Asserting that “Israel is like Hitler and apartheid,” Tutu urged his Boston listeners to oppose Israeli “injustices” as fervently as they once had opposed Nazism and South Africa’s system of racial separation. “We live in a moral universe,” said Tutu. “The apartheid government was very powerful, but today it no longer exists. Hitler, Mussolini, Stalin, Pinochet, Milosevic, and Idi Amin were all powerful, but in the end they bit the dust.” Notably, Tutu had no words of condemnation for PLO leader Yasser Arafat — the man responsible for the murder of more Jews than anyone since Hitler.
As a tangible expression of his view that Israeli policies stand in the way of peace in the Middle East, Tutu now endorses the Israeli Divestment Campaign. He says:
“The end of apartheid stands as one of the crowning accomplishments of the past century, but we would not have succeeded without the help of international pressure – in particular the divestment movement of the 1980s…. [A] similar movement has taken shape, this time aiming at an end to the Israeli occupation. Divestment from apartheid South Africa was fought by ordinary people at the grassroots. Faith-based leaders informed their followers, union members pressured their companies’ stockholders, and consumers questioned their store owners. Students played an especially important role by compelling universities to change their portfolios. Eventually, institutions pulled the financial plug, and the South African government thought twice about its policies. Similar moral and financial pressures on Israel are [now] being mustered one person at a time.”
Tutu makes no call for divestment from any other Middle Eastern nation — though the political oppression, human rights abuses, and barbaric atrocities characterizing life throughout much of that region dwarf anything that the Palestinians have ever suffered in Israel, which Tutu dubs America’s “client state.” This double standard is reminiscent of the double standard that characterized the anti-apartheid crusade in the 1980s. In those days, there was nary a whisper about possible divestment from any of the myriad African nations where campaigns of ethnic cleansing, wholesale torture and mutilation, and the genocide of millions were a way of life.
Tutu is a member of the so-called “Elders” — an independent group, founded by Nelson Mandela, of global leaders “who work together for peace and human rights.” In January 2014, Tutu and several fellow Elders traveled together to Iran, where they paid tribute to the late Ayatollah Ruhollah Khomeini.
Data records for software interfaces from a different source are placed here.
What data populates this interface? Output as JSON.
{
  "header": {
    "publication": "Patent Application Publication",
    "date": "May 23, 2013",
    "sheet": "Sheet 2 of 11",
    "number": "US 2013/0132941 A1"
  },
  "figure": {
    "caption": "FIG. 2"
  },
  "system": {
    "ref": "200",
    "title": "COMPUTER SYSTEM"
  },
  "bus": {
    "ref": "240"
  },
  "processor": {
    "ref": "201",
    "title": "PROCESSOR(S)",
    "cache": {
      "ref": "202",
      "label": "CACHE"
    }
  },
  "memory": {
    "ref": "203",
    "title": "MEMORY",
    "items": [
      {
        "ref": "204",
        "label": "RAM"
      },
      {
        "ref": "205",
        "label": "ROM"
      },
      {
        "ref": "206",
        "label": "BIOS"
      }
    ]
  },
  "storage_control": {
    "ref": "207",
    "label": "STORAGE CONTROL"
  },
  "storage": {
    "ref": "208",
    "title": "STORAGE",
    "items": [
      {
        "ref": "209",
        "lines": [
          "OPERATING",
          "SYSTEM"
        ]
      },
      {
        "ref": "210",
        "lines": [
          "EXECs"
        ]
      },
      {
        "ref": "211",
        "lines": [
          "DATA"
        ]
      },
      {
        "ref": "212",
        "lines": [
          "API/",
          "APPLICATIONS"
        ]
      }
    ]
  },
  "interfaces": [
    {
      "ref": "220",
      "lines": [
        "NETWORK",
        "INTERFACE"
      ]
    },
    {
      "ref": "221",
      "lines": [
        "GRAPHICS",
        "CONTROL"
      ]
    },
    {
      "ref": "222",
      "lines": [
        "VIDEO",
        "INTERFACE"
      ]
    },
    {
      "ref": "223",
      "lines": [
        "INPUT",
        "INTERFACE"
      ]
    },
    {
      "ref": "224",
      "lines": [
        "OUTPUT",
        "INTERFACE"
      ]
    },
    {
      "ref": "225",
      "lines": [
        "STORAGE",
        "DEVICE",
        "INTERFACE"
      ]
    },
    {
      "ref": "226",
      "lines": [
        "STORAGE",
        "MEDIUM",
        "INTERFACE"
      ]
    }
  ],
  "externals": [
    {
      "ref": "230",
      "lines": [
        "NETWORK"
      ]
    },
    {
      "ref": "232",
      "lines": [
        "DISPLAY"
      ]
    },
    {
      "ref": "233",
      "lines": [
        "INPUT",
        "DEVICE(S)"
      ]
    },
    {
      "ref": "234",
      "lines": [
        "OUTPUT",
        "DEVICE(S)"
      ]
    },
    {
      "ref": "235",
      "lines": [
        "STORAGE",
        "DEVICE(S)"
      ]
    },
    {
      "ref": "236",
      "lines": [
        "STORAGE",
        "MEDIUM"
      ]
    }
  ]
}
Much of this profile is adapted from the article, “Nobel Hypocrite,” authored by John Perazzo and published by FrontPageMag.com on January 23, 2003.